* _WORK ORDER_: Using the data below, copy every line that contains the word "content".

[App and web page records]
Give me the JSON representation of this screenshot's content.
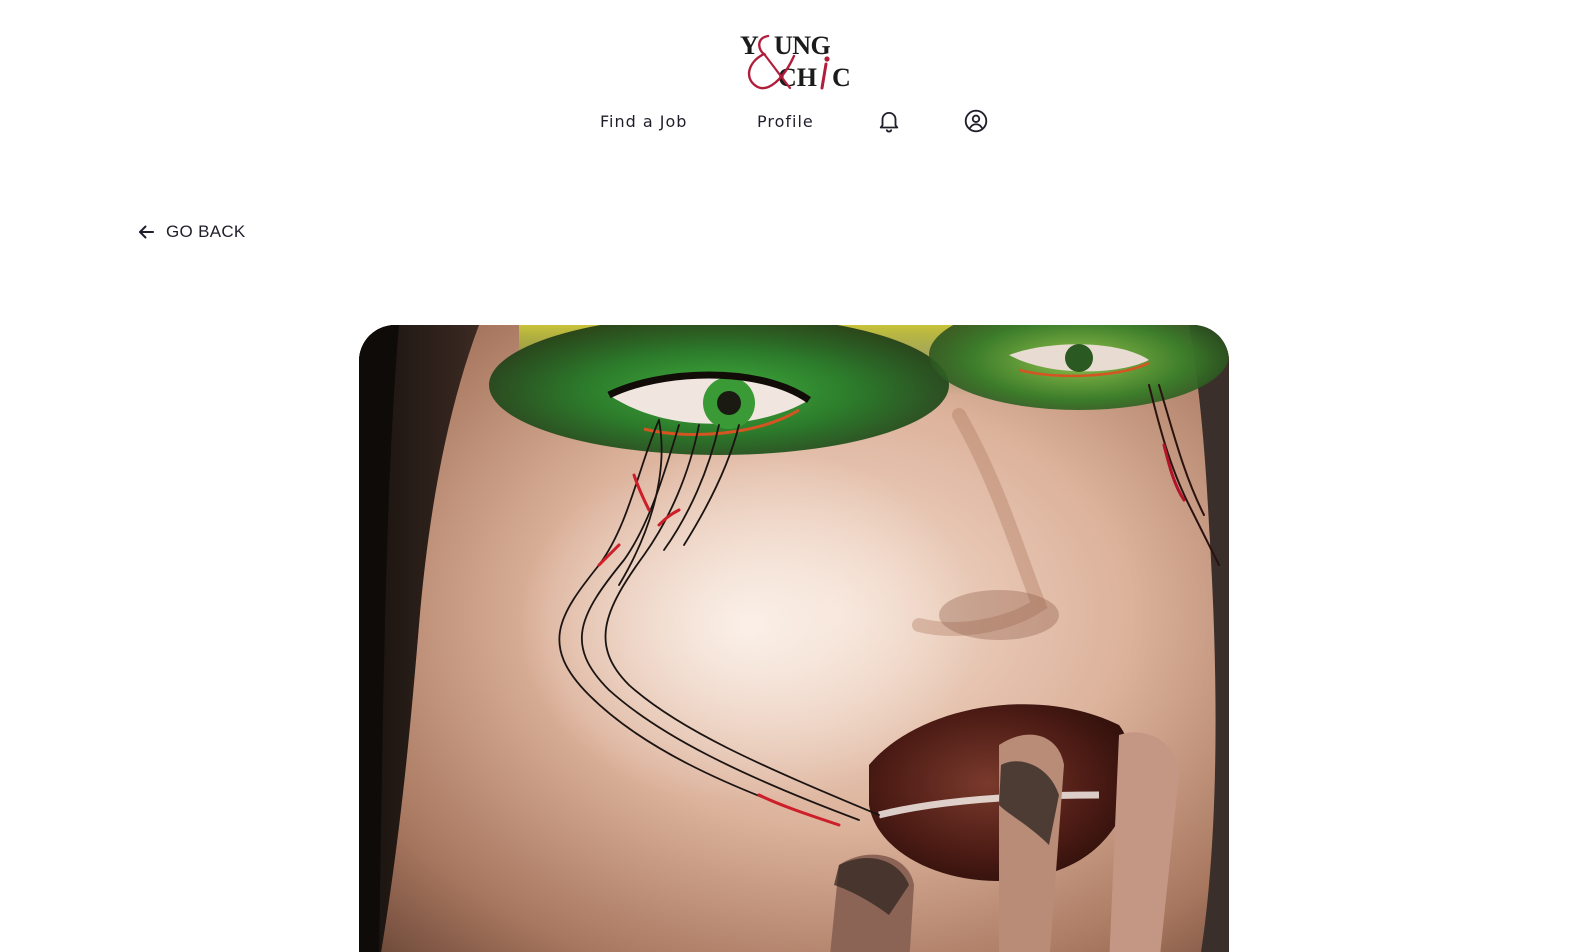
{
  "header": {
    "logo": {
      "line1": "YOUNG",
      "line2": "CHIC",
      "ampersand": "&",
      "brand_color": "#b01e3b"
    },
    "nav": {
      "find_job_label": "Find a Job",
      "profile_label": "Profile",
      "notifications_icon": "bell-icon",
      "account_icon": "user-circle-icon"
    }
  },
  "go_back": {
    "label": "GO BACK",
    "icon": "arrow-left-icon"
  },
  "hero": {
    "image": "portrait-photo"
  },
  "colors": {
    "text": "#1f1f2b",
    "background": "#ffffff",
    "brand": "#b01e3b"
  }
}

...

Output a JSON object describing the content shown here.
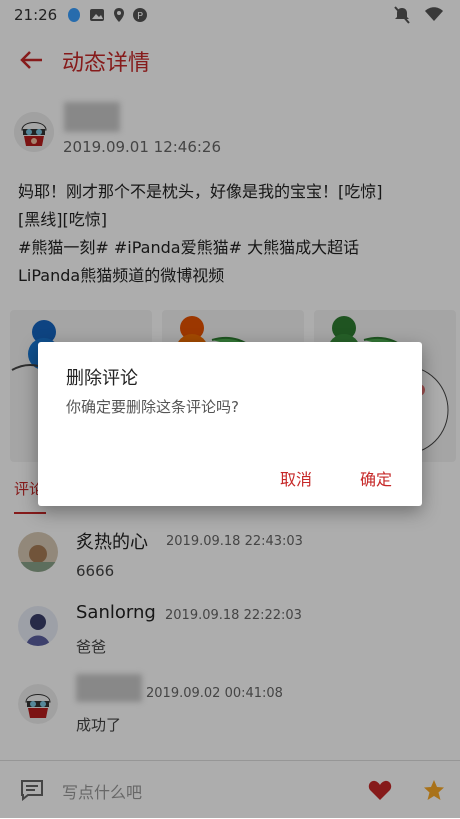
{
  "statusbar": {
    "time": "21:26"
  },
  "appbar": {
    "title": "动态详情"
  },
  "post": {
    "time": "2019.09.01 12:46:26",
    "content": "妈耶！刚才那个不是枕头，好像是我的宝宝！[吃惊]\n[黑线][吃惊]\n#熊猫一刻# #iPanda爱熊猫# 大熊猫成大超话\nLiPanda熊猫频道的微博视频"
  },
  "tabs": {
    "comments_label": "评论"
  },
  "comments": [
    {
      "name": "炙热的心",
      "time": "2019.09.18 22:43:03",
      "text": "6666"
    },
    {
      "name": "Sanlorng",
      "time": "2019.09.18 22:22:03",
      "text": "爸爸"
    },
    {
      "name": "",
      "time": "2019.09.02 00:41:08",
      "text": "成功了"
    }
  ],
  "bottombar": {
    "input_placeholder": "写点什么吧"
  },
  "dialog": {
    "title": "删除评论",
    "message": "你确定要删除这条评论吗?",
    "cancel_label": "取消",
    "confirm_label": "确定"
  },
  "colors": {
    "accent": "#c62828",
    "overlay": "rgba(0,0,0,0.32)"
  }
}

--

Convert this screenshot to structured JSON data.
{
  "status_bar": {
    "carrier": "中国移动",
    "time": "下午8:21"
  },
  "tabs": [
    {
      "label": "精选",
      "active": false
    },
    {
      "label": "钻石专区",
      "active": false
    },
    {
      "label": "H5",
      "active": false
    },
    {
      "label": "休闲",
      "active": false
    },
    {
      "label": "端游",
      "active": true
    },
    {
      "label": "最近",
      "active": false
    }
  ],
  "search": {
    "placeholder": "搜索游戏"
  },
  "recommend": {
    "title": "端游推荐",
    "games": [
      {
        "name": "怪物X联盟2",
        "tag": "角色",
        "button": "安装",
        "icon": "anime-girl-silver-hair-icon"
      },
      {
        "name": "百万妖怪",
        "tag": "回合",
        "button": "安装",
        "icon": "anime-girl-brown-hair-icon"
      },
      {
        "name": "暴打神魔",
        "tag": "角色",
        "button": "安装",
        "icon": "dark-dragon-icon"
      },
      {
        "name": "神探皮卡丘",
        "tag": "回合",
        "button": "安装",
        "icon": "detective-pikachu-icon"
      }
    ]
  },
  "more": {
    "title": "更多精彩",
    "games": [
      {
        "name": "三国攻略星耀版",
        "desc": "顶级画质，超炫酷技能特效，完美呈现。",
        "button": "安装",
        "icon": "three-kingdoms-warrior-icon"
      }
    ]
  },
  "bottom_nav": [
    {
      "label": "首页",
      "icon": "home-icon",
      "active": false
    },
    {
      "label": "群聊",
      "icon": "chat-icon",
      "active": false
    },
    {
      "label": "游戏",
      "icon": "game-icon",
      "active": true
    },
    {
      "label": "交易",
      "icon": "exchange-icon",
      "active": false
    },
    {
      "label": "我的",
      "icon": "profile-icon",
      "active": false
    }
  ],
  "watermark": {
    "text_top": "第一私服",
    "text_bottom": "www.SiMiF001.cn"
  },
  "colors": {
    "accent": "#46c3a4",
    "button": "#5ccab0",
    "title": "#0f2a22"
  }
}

* _ANSWER BOX_:
Give me the JSON representation of this screenshot's content.
Output a JSON object describing the content shown here.
    "content": "妈耶！刚才那个不是枕头，好像是我的宝宝！[吃惊]\n[黑线][吃惊]\n#熊猫一刻# #iPanda爱熊猫# 大熊猫成大超话\nLiPanda熊猫频道的微博视频"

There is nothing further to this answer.